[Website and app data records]
▼

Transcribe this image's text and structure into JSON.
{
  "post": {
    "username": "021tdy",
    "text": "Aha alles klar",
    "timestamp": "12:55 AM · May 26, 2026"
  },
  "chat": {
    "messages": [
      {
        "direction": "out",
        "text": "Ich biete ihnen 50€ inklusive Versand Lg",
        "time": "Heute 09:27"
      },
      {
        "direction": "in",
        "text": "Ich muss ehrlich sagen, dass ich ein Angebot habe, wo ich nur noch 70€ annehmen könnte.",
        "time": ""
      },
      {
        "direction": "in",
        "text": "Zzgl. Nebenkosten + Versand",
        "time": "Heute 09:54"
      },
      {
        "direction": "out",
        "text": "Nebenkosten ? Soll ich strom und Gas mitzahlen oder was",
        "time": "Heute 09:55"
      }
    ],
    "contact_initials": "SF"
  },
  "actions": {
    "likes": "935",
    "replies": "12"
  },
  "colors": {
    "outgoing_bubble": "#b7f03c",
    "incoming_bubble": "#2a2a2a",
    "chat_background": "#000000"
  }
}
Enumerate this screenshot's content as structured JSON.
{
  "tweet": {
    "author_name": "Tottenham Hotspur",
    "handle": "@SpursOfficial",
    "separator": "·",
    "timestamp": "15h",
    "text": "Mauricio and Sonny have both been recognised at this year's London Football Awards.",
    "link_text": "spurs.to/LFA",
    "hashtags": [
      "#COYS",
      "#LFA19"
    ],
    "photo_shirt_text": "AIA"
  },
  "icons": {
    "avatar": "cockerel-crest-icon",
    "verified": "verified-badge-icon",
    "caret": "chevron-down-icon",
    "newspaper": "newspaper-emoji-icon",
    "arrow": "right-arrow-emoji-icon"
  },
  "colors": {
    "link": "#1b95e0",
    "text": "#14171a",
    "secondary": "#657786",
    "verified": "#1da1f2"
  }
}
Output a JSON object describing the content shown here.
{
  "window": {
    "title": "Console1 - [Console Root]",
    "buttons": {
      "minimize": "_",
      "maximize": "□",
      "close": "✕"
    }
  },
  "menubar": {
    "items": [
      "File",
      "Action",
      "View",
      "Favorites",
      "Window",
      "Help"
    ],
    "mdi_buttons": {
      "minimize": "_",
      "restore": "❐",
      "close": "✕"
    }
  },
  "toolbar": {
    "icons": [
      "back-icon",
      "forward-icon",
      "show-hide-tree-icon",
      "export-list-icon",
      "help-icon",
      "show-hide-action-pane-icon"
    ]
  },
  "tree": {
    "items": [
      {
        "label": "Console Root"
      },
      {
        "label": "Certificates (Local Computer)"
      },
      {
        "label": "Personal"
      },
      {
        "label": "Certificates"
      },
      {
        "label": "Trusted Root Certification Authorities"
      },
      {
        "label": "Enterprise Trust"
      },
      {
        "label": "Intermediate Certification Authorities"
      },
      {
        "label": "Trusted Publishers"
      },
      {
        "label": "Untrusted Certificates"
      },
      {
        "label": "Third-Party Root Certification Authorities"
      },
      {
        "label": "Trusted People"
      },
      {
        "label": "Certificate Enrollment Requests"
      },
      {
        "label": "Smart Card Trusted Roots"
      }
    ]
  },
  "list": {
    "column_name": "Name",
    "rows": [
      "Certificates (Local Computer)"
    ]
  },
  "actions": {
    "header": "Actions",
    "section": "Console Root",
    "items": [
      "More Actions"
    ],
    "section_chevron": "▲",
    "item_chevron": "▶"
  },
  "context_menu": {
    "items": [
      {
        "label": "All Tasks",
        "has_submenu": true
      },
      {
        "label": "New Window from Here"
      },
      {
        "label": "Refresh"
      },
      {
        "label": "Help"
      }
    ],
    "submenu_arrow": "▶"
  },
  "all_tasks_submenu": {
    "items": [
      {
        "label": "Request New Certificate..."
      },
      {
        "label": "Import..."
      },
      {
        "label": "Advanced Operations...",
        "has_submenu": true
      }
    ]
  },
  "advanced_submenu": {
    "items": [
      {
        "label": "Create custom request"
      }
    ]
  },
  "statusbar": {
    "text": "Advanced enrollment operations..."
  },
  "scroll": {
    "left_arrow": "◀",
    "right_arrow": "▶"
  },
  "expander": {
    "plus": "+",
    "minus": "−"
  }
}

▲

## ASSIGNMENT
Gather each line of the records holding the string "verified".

## ANSWER TO THE PROBLEM
    "verified": "verified-badge-icon",
    "verified": "#1da1f2"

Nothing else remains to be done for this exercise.